Given the emphasis placed on delivery options, businesses that can provide this alongside quick responses and short delivery times stand a good chance of delivering memorable shopping experiences, thereby retaining customer loyalty.


We are in the midst of Industry 4.0, where growth is at an exponential pace and affects nearly all industries. Building on the digital transformation of the third industrial revolution, Industry 4.0 is the union of Technology and Operational Technology with the digital industry, the marriage of which is catalysed by innovation accelerators such as Internet of Things (IoT), artificial intelligence and cyber-physical systems.

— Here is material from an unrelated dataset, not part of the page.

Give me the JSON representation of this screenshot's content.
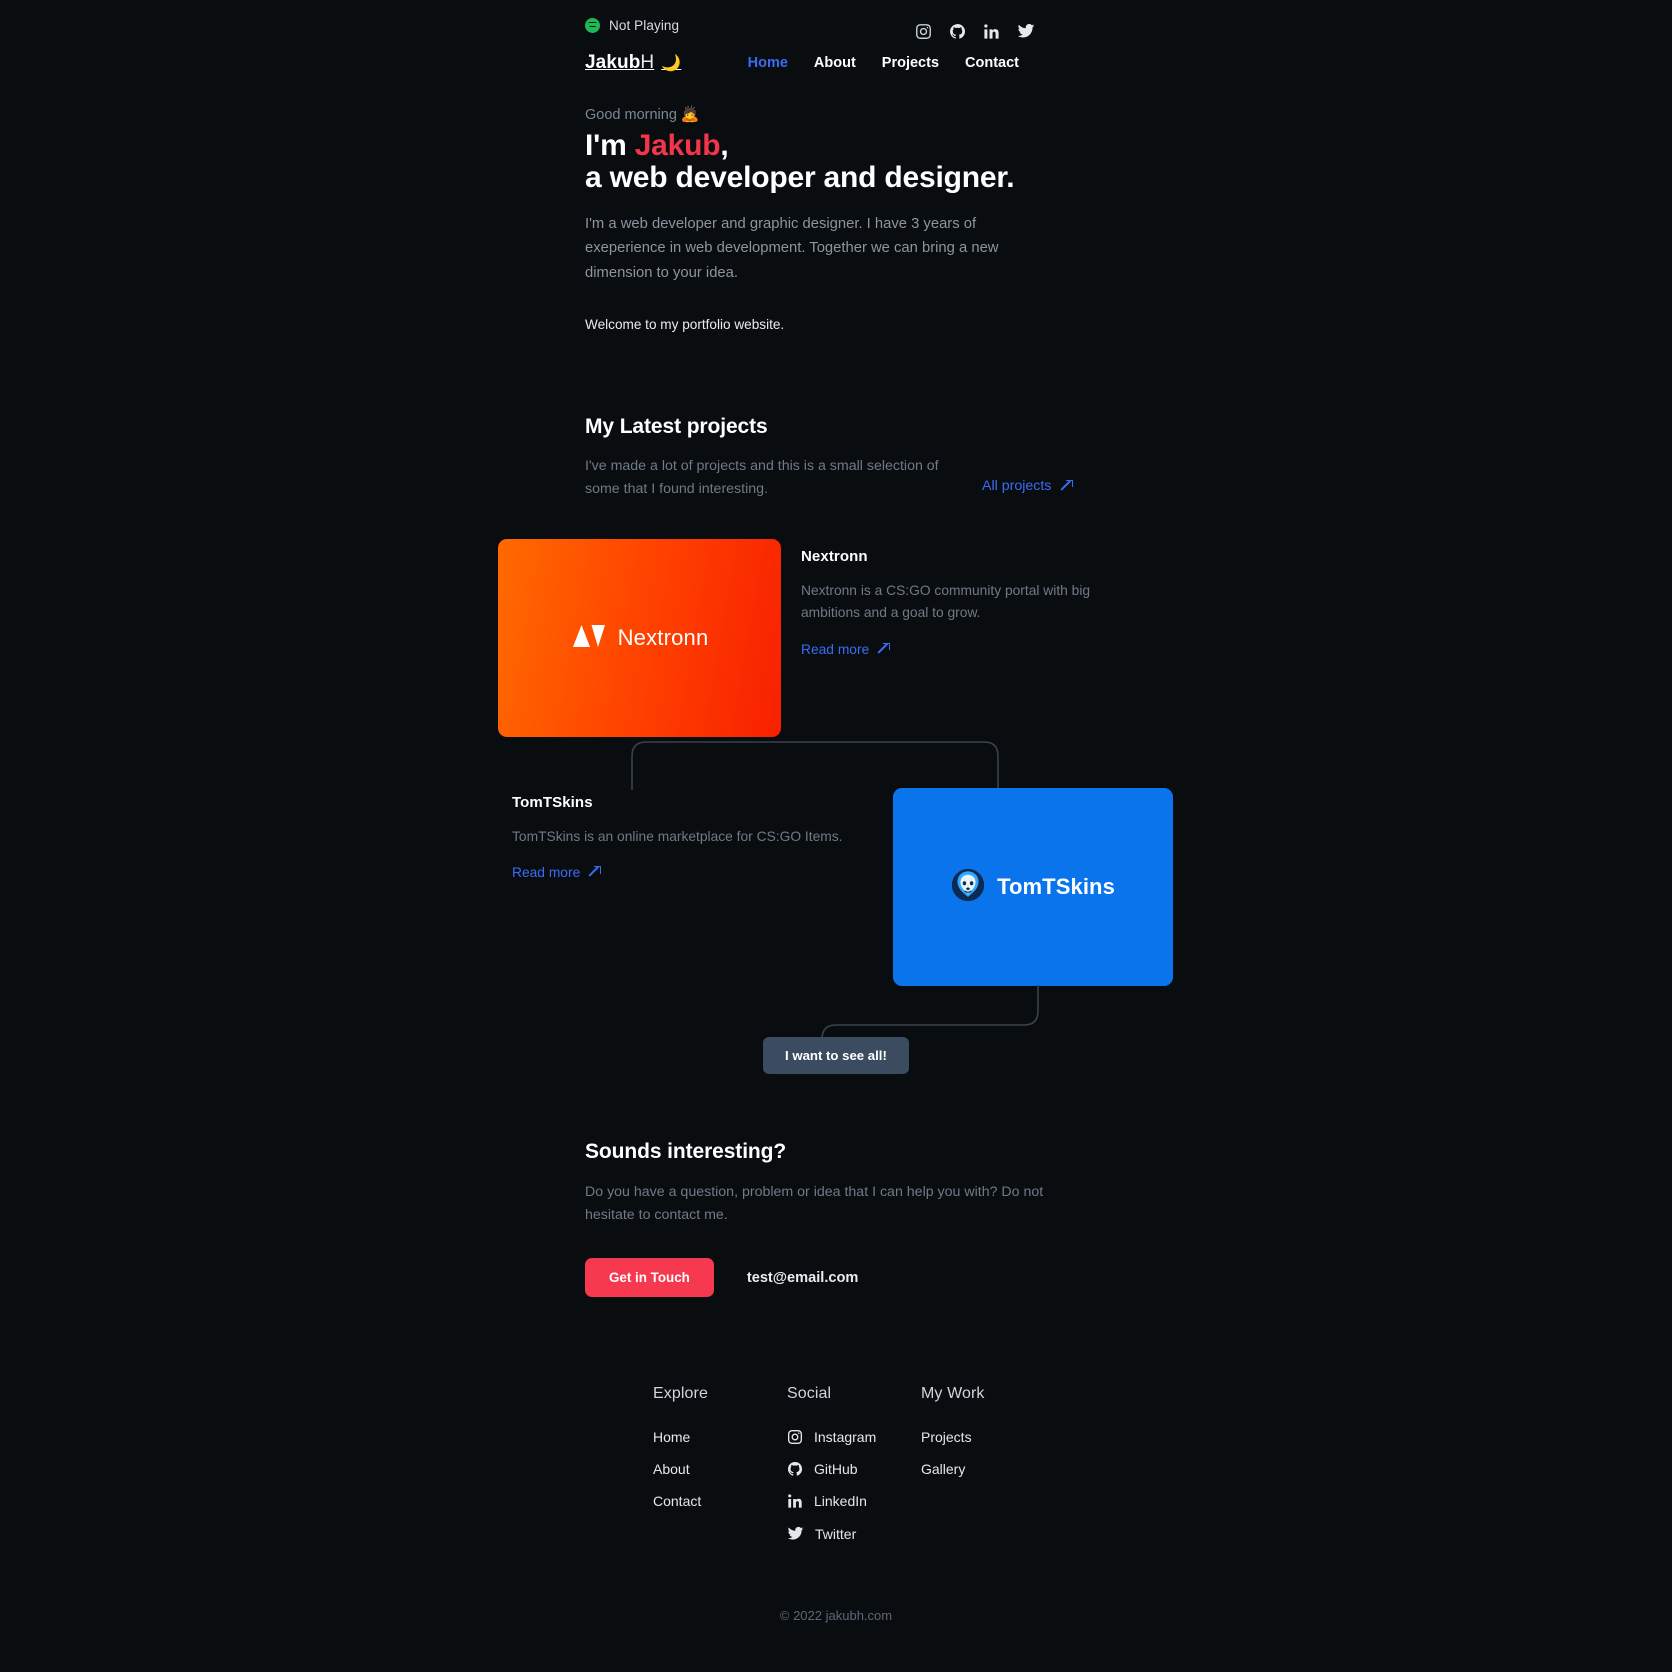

The demand for innovation accelerators is significant here - a recent study by IDC and Lenovo reported that the Asia-Pacific excluding Japan will become the largest market for innovation accelerators in 2020 with an expected value of more than US$600 billion. There will be relatively strong rates of adoption of new technologies among companies in Asia too.

One of the most popular innovation accelerators is IoT, and at the heart of it lies asset optimisation. It is a broad spectrum of technology but ultimately, IoT improves warehouse operational efficiency, increases safety and security, and enhances customer experience.

For example, DHL's South Asia Hub (SAH) at Changi Airfreight Centre has seen a dramatic growth in its efficiency with its automated system and multidimensional tunnel scanners that accelerate barcode reading. Smart security systems at SAH also enable retrieval of shipment-specific footages in mere seconds, greatly enhancing traceability. By connecting the previously unconnected, IoT creates immense potential for businesses to improve the speed and accuracy of decisions through the analysis and application of digital information.

Ultimately, the managers of tomorrow's supply chains will need to outpace rising costs without compromising service and one way to do that is to use automation for repetitive tasks to free up workers for higher-value work, thus increasing their productivity.


The advent of new technologies is sweeping the world by storm, and no company should expect to be exempted from it. But while change is uncertain, it need not be uncomfortable if we learn to plan ahead. To prepare themselves, businesses should start future-proofing their operations by exploring the application of new business models, customer solutions and new technologies - all to ensure greater efficiency and relevance with the rapidly changing times.

  • The writer is managing director for DHL Express Singapore.